Mayoral madness pt. 2
Locals sound off on the mayoral race
We reached out to individuals across the city and asked them who they are voting for in the mayoral race and why (or why not). We also asked them to tell us about the issues that are important to them. Responses have been edited for length and clarity.
Ed Garnes, founder of From Afros To Shelltoes
Atlanta has eaten its progressives. Greed has foreclosed on souls for mediocre football teams. Homeless have no hope as the city completes another round of table dances for big business. My good ole master's degree will not save me. My silence won't either. We could build forts of change on the ideals of affordable housing, prison reform, and livable wages but truth never wins elections. Grass roots boots on the ground ring louder than suits in suites. Politics is blood sport. There are no champions here. This is a vote of conscious. Are we the city too busy to hate or too corrupted to give a damn? I am casting my ballot for integrity and rooting for everyone disenfranchised to win.
Lauri Stallings, founding artist, glo
I am looking for a powerful moral force for good. We are the strongest city in the nation, but this is not for the reasons we think. It is because we have an opportunity which no other city has of moving beyond old concepts of race and class, and to create what we all have in our minds, King's dream. But this takes a long look backward whence we came and an unflinching evaluation. For an artist, this reflection is in the people. For an artist, this potential is found in tough stuff, tough histories, not the tearing down of these things. I want a mayor who is interested in revealing the beloved in Atlanta and she must know the fact that right now there is so much at odds, and our moral compass is so far off, this means there is no time to waste. The challenge to work out our city's salvation is in the moment, the time is now. If I had to vote today for Atlanta's next mayor, I would support Cathy Woolard.
Quianah Upton, food justice advocate at #ChopItUpATL/vintage magic collector at Arbitrary Living
Atlanta was once a Mecca where energy, purpose and initiative were rewarded. We need to ensure that vision and legacy is supported for every person in this community. We need to hold our officials more accountable to their elected task of service. This election is for the displaced people. The forgotten people. The real Atlantans. We need a leader who's not just talking, but committed to serving the people. With all of the corruption in City Hall it's so hard to believe in anyone right now. For me, it's too early to even make a decision for something so important, so I'm waiting for a runoff.

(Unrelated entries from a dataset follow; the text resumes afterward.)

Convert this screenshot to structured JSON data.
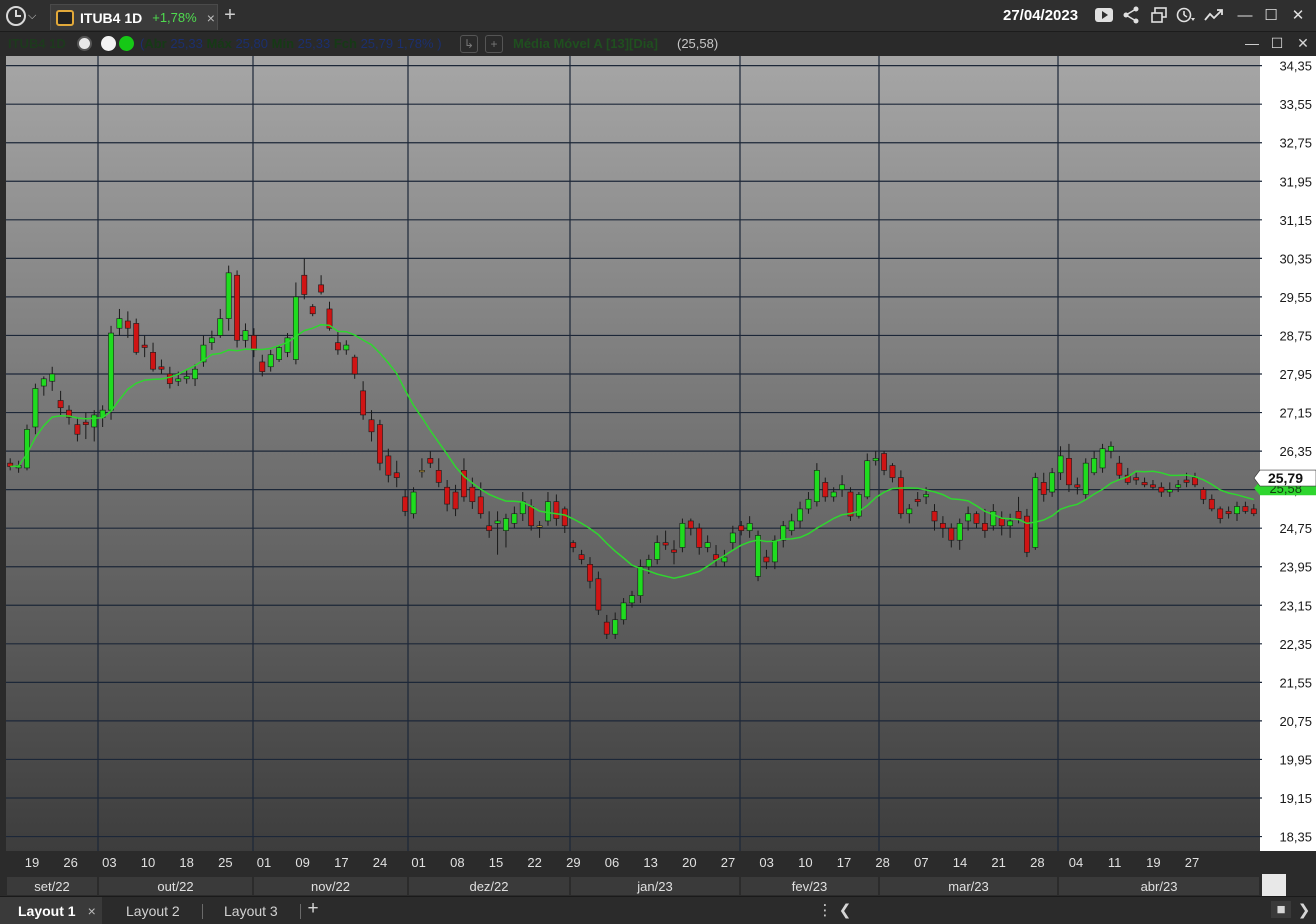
{
  "header": {
    "tab_symbol": "ITUB4 1D",
    "tab_change": "+1,78%",
    "tab_close": "×",
    "add_tab": "+",
    "date": "27/04/2023"
  },
  "infobar": {
    "symbol": "ITUB4 1D",
    "abr_label": "Abr",
    "abr": "25,33",
    "max_label": "Máx",
    "max": "25,80",
    "min_label": "Mín",
    "min": "25,33",
    "fch_label": "Fch",
    "fch": "25,79",
    "pct": "1,78%",
    "ma_label": "Média Móvel A [13][Dia]",
    "ma_value": "(25,58)"
  },
  "bottom": {
    "layouts": [
      "Layout 1",
      "Layout 2",
      "Layout 3"
    ],
    "close": "×",
    "add": "+"
  },
  "colors": {
    "up": "#1fdc1f",
    "down": "#d01414",
    "neutral": "#c8a23a",
    "ma": "#2fd62f",
    "grid": "#1c2738",
    "axis_bg": "#ffffff"
  },
  "chart_data": {
    "type": "candlestick",
    "title": "ITUB4 1D",
    "y_ticks": [
      "34,35",
      "33,55",
      "32,75",
      "31,95",
      "31,15",
      "30,35",
      "29,55",
      "28,75",
      "27,95",
      "27,15",
      "26,35",
      "25,55",
      "24,75",
      "23,95",
      "23,15",
      "22,35",
      "21,55",
      "20,75",
      "19,95",
      "19,15",
      "18,35"
    ],
    "ylim": [
      18.05,
      34.55
    ],
    "x_ticks": [
      "19",
      "26",
      "03",
      "10",
      "18",
      "25",
      "01",
      "09",
      "17",
      "24",
      "01",
      "08",
      "15",
      "22",
      "29",
      "06",
      "13",
      "20",
      "27",
      "03",
      "10",
      "17",
      "28",
      "07",
      "14",
      "21",
      "28",
      "04",
      "11",
      "19",
      "27"
    ],
    "months": [
      "set/22",
      "out/22",
      "nov/22",
      "dez/22",
      "jan/23",
      "fev/23",
      "mar/23",
      "abr/23"
    ],
    "last_price": "25,79",
    "ma_price": "25,58",
    "ma_series_name": "Média Móvel A [13][Dia]",
    "candles": [
      [
        26.1,
        26.2,
        25.95,
        26.03
      ],
      [
        26.0,
        26.15,
        25.9,
        26.05
      ],
      [
        26.0,
        26.9,
        25.95,
        26.8
      ],
      [
        26.85,
        27.75,
        26.7,
        27.65
      ],
      [
        27.7,
        27.9,
        27.5,
        27.85
      ],
      [
        27.8,
        28.1,
        27.6,
        27.95
      ],
      [
        27.4,
        27.6,
        27.1,
        27.25
      ],
      [
        27.2,
        27.3,
        26.9,
        27.05
      ],
      [
        26.9,
        27.05,
        26.55,
        26.7
      ],
      [
        26.95,
        27.15,
        26.6,
        26.9
      ],
      [
        26.85,
        27.2,
        26.55,
        27.1
      ],
      [
        27.05,
        27.3,
        26.85,
        27.2
      ],
      [
        27.2,
        28.95,
        27.0,
        28.8
      ],
      [
        28.9,
        29.3,
        28.75,
        29.1
      ],
      [
        29.05,
        29.25,
        28.7,
        28.9
      ],
      [
        29.0,
        29.1,
        28.35,
        28.4
      ],
      [
        28.55,
        28.75,
        28.3,
        28.5
      ],
      [
        28.4,
        28.6,
        28.0,
        28.05
      ],
      [
        28.1,
        28.25,
        27.95,
        28.05
      ],
      [
        27.95,
        28.1,
        27.65,
        27.75
      ],
      [
        27.8,
        28.0,
        27.7,
        27.85
      ],
      [
        27.85,
        28.05,
        27.75,
        27.9
      ],
      [
        27.85,
        28.15,
        27.7,
        28.05
      ],
      [
        28.2,
        28.75,
        28.1,
        28.55
      ],
      [
        28.6,
        28.85,
        28.45,
        28.7
      ],
      [
        28.75,
        29.3,
        28.7,
        29.1
      ],
      [
        29.1,
        30.2,
        28.85,
        30.05
      ],
      [
        30.0,
        30.1,
        28.5,
        28.65
      ],
      [
        28.65,
        29.0,
        28.5,
        28.85
      ],
      [
        28.75,
        28.9,
        28.3,
        28.45
      ],
      [
        28.2,
        28.35,
        27.9,
        28.0
      ],
      [
        28.1,
        28.45,
        28.0,
        28.35
      ],
      [
        28.25,
        28.55,
        28.2,
        28.5
      ],
      [
        28.4,
        28.8,
        28.3,
        28.7
      ],
      [
        28.25,
        29.85,
        28.15,
        29.55
      ],
      [
        30.0,
        30.35,
        29.5,
        29.6
      ],
      [
        29.35,
        29.4,
        29.15,
        29.2
      ],
      [
        29.8,
        30.0,
        29.6,
        29.65
      ],
      [
        29.3,
        29.45,
        28.85,
        28.9
      ],
      [
        28.6,
        28.85,
        28.35,
        28.45
      ],
      [
        28.45,
        28.65,
        28.35,
        28.55
      ],
      [
        28.3,
        28.35,
        27.85,
        27.95
      ],
      [
        27.6,
        27.8,
        27.0,
        27.1
      ],
      [
        27.0,
        27.2,
        26.55,
        26.75
      ],
      [
        26.9,
        27.0,
        25.95,
        26.1
      ],
      [
        26.25,
        26.4,
        25.7,
        25.85
      ],
      [
        25.9,
        26.15,
        25.6,
        25.8
      ],
      [
        25.4,
        25.55,
        25.0,
        25.1
      ],
      [
        25.05,
        25.6,
        24.95,
        25.5
      ],
      [
        25.95,
        26.2,
        25.8,
        25.95
      ],
      [
        26.2,
        26.35,
        26.0,
        26.1
      ],
      [
        25.95,
        26.2,
        25.6,
        25.7
      ],
      [
        25.6,
        25.75,
        25.1,
        25.25
      ],
      [
        25.5,
        25.65,
        25.0,
        25.15
      ],
      [
        25.95,
        26.2,
        25.3,
        25.4
      ],
      [
        25.6,
        25.8,
        25.15,
        25.3
      ],
      [
        25.4,
        25.7,
        24.95,
        25.05
      ],
      [
        24.8,
        25.1,
        24.55,
        24.7
      ],
      [
        24.85,
        25.1,
        24.2,
        24.9
      ],
      [
        24.7,
        25.05,
        24.35,
        24.95
      ],
      [
        24.85,
        25.2,
        24.75,
        25.05
      ],
      [
        25.05,
        25.5,
        24.9,
        25.3
      ],
      [
        25.2,
        25.35,
        24.7,
        24.8
      ],
      [
        24.8,
        24.9,
        24.55,
        24.8
      ],
      [
        24.9,
        25.5,
        24.8,
        25.3
      ],
      [
        25.3,
        25.45,
        24.8,
        24.95
      ],
      [
        25.15,
        25.2,
        24.65,
        24.8
      ],
      [
        24.45,
        24.5,
        24.25,
        24.35
      ],
      [
        24.2,
        24.3,
        24.0,
        24.1
      ],
      [
        24.0,
        24.15,
        23.5,
        23.65
      ],
      [
        23.7,
        23.85,
        22.95,
        23.05
      ],
      [
        22.8,
        22.95,
        22.45,
        22.55
      ],
      [
        22.55,
        23.0,
        22.45,
        22.85
      ],
      [
        22.85,
        23.3,
        22.75,
        23.2
      ],
      [
        23.2,
        23.45,
        23.1,
        23.35
      ],
      [
        23.35,
        24.1,
        23.2,
        23.95
      ],
      [
        23.95,
        24.2,
        23.8,
        24.1
      ],
      [
        24.1,
        24.6,
        24.0,
        24.45
      ],
      [
        24.45,
        24.7,
        24.3,
        24.4
      ],
      [
        24.3,
        24.5,
        24.0,
        24.25
      ],
      [
        24.35,
        24.95,
        24.25,
        24.85
      ],
      [
        24.9,
        24.95,
        24.6,
        24.75
      ],
      [
        24.75,
        24.85,
        24.2,
        24.35
      ],
      [
        24.35,
        24.6,
        24.25,
        24.45
      ],
      [
        24.2,
        24.4,
        23.95,
        24.1
      ],
      [
        24.05,
        24.3,
        23.95,
        24.15
      ],
      [
        24.45,
        24.8,
        24.3,
        24.65
      ],
      [
        24.8,
        24.9,
        24.6,
        24.7
      ],
      [
        24.7,
        25.0,
        24.55,
        24.85
      ],
      [
        23.75,
        24.7,
        23.65,
        24.6
      ],
      [
        24.15,
        24.3,
        23.9,
        24.05
      ],
      [
        24.05,
        24.6,
        23.9,
        24.5
      ],
      [
        24.5,
        24.9,
        24.35,
        24.8
      ],
      [
        24.7,
        25.05,
        24.6,
        24.9
      ],
      [
        24.9,
        25.3,
        24.75,
        25.15
      ],
      [
        25.15,
        25.5,
        25.05,
        25.35
      ],
      [
        25.3,
        26.1,
        25.2,
        25.95
      ],
      [
        25.7,
        25.8,
        25.3,
        25.4
      ],
      [
        25.4,
        25.6,
        25.3,
        25.5
      ],
      [
        25.55,
        25.85,
        25.4,
        25.65
      ],
      [
        25.5,
        25.6,
        24.9,
        25.0
      ],
      [
        25.0,
        25.5,
        24.95,
        25.45
      ],
      [
        25.4,
        26.3,
        25.35,
        26.15
      ],
      [
        26.15,
        26.35,
        26.05,
        26.2
      ],
      [
        26.3,
        26.35,
        25.85,
        25.95
      ],
      [
        26.05,
        26.1,
        25.7,
        25.8
      ],
      [
        25.8,
        25.95,
        24.95,
        25.05
      ],
      [
        25.05,
        25.25,
        24.85,
        25.15
      ],
      [
        25.35,
        25.5,
        25.2,
        25.3
      ],
      [
        25.4,
        25.6,
        25.25,
        25.45
      ],
      [
        25.1,
        25.25,
        24.7,
        24.9
      ],
      [
        24.85,
        25.0,
        24.55,
        24.75
      ],
      [
        24.75,
        24.85,
        24.35,
        24.5
      ],
      [
        24.5,
        24.95,
        24.3,
        24.85
      ],
      [
        24.9,
        25.2,
        24.7,
        25.05
      ],
      [
        25.05,
        25.1,
        24.75,
        24.85
      ],
      [
        24.85,
        25.15,
        24.55,
        24.7
      ],
      [
        24.8,
        25.25,
        24.7,
        25.1
      ],
      [
        24.95,
        25.1,
        24.6,
        24.8
      ],
      [
        24.8,
        25.05,
        24.55,
        24.9
      ],
      [
        25.1,
        25.4,
        24.85,
        24.95
      ],
      [
        25.0,
        25.15,
        24.15,
        24.25
      ],
      [
        24.35,
        25.9,
        24.3,
        25.8
      ],
      [
        25.7,
        25.9,
        25.3,
        25.45
      ],
      [
        25.5,
        26.0,
        25.4,
        25.9
      ],
      [
        25.9,
        26.45,
        25.75,
        26.25
      ],
      [
        26.2,
        26.5,
        25.5,
        25.65
      ],
      [
        25.65,
        25.8,
        25.45,
        25.6
      ],
      [
        25.45,
        26.2,
        25.35,
        26.1
      ],
      [
        25.9,
        26.35,
        25.85,
        26.2
      ],
      [
        26.0,
        26.5,
        25.9,
        26.4
      ],
      [
        26.35,
        26.55,
        26.2,
        26.45
      ],
      [
        26.1,
        26.25,
        25.75,
        25.85
      ],
      [
        25.85,
        26.0,
        25.65,
        25.7
      ],
      [
        25.8,
        25.9,
        25.65,
        25.75
      ],
      [
        25.7,
        25.8,
        25.6,
        25.65
      ],
      [
        25.65,
        25.75,
        25.55,
        25.6
      ],
      [
        25.6,
        25.7,
        25.4,
        25.5
      ],
      [
        25.5,
        25.7,
        25.4,
        25.55
      ],
      [
        25.6,
        25.75,
        25.5,
        25.65
      ],
      [
        25.75,
        25.9,
        25.6,
        25.7
      ],
      [
        25.8,
        25.9,
        25.6,
        25.65
      ],
      [
        25.55,
        25.6,
        25.25,
        25.35
      ],
      [
        25.35,
        25.45,
        25.1,
        25.15
      ],
      [
        25.15,
        25.2,
        24.85,
        24.95
      ],
      [
        25.1,
        25.2,
        24.95,
        25.05
      ],
      [
        25.05,
        25.3,
        24.9,
        25.2
      ],
      [
        25.2,
        25.3,
        25.05,
        25.1
      ],
      [
        25.15,
        25.25,
        25.0,
        25.05
      ]
    ]
  }
}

Hudson Rouse, owner/chef at Rising Son
To me, voting has always been about choosing the lesser of the evils. Vincent Fort is the least evil man (or woman) in this race. I don't believe in everything that Vincent Fort has voted for on his Senate record, but I also am trying to break the patterns of the past and make Atlanta a better city to live in. Right now, we attract young people and immigrants to come here and work, but we chew them up and spit them out and don't provide anything for them while they are here. I don't see any Atlanta as a place in which I want to retire, and I don't think many of my employees do either. We need to change this to better Atlanta for the future. Many of the initiatives that are before us now have been a long time coming, and there are many of us that shake our heads in disbelief because we have been in the dark ages for so long. Hopefully, leadership can move us into a forward-thinking mentality, and I think Vincent Fort is the best chance for that.
Tom Houck, founder and director of Civil Rights Tour Atlanta
Kasim Reed has been a good mayor. He will leave the city financially much better than he found it and has been a good face nationally and internationally for Atlanta. His record will show a growing city, so much so that thousands of millennials have moved into the city center. On the path forward, we have several excellent choices, good for us. Politically speaking, it looks like we are going to have a black/white face off in a run off. If we confront such a Thanksgiving to Christmas battle, I wish Kwanza Hall would make it. A long shot now, Hall is really the person who can deal with the business community, gentrification. income inequality and have neighborhoods from Bankhead to Buckhead on his side. Aside from Hall, my choice is Keisia Lance Bottoms. She would continue a face for Atlanta in these times that we so desperately need. I'm not going to make any predictions, just hopeful we will not turn back on 44 years of African-American leadership that has made our city the pride of the world.
William Perry, founder of Georgia Ethics Watchdogs
There are several good candidates in this race. I count several of them as my friends, but my personal choice is Cathy Woolard. I believe she will have the most open, honest, ethical, and transparent administration in the city's history. It is important for me to note that there is one candidate who would be a complete disaster: Keisha Lance Bottoms. If she is elected, the Kasim Reed pay-to-play form of bully government and self-preservation (and self-admiration) will continue. Just look at her campaign disclosure forms and you will see a Who's Who of contractors who won bids during King Kasim's administration). Atlanta cannot afford to elect Bottoms, or we will truly hit rock bottom!